There are inherent advantages due to my professional role in society. A silent immunity due to my identity. I know it.
But this also allows me an opportunity to provide access to opportunities to those that don’t. For me, harbouring this immunity for individual pursuit alone does not make any sense. Even attempting to figure out what use it can serve, a more worthwhile exercise.
Failing to acknowledge the power these privileges award erodes the possibilities of ability. It allows opportunities to take a stance. With thought, word, and action, we shoulder the responsibility for each other’s experiences.
I want to tell myself that I grew up disadvantaged so that I can relate to society as a whole—but that would be a lie.
My parents put me on my first plane when I was four years old. I could choose what career I wanted to pursue and change my path if I wanted. We were never hungry, had a roof to live under, and were always cared for by my immediate and extended family.
My grandparents and parents worked hard and did not have inexhaustible wealth, but my brother and I had the privilege of a stable household. My parents could have chosen to put their life savings into moving countries. Many people don’t get this choice.
For a long time, I didn’t realise these privileges that I continue to draw upon. But if I didn’t have them, I would have—and therein lies the nature of privilege.
We are blind to the privileges we have until we self-reflect or someone points it out. And when this does happen, it can be a huge burden to own up to it because it is uncomfortable. Then as time passes, we become more aware.
A realisation begins to dawn that there is no competition or title. No race for the next slumdog millionaire—or any such compelling metaphor to express deprivation. But even if there were, we would want no part in it.
Acknowledging privilege can help create room. Space for those without the same privileges to express themselves—and in doing so, free them of these burdens somewhat.
In my own case, thinking about my own privilege may allow me to use it to enact social change. Learning to name and own my privilege is an aid to creating cultures of freedom and growth within and outside.

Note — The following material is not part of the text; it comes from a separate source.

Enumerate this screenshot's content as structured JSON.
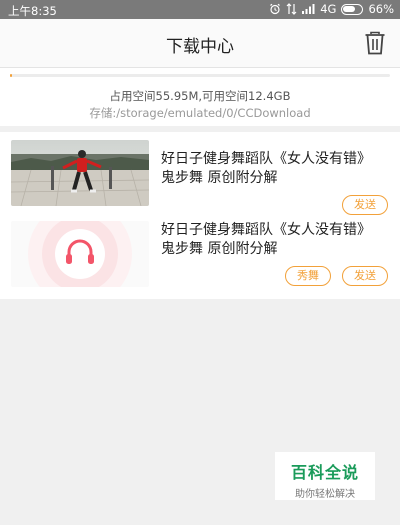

Often, I am ashamed of my own privileges and feel a sense of wanting to apologise for them. I have to remind myself that owning my privilege does not discount my own experiences.
Many of us, me included, have titles that allow us opportunities as leaders—be it in our workplaces or as parents and educators.
We all understand the work it has taken us or those before us to get there (thoughts on success, meritocracy, and luck is another topic close to my heart, but that is for another day!).
It is about acknowledging others’ struggles and challenges with empathy.
Owning privilege is more about self-awareness and less about guilt.
By asking myself and my close friends to question the power we hold, we start to dig deep. We have real conversations with each other—in personal and professional spheres. We begin to use our roles for the world at large and embrace change for the better. And these actions and thoughts are not inconsequential, by the way.
Our actions create a significant impact on others that look up to us. In doing so, we start learning from each other.
Maya Angelou once said: “when you know better, you do better.”
Having privilege is not wrong. But not acknowledging it is damaging—because owning our privilege sets others free and allows them room on the same boat and helps to create inclusive communities that allow more parity than not.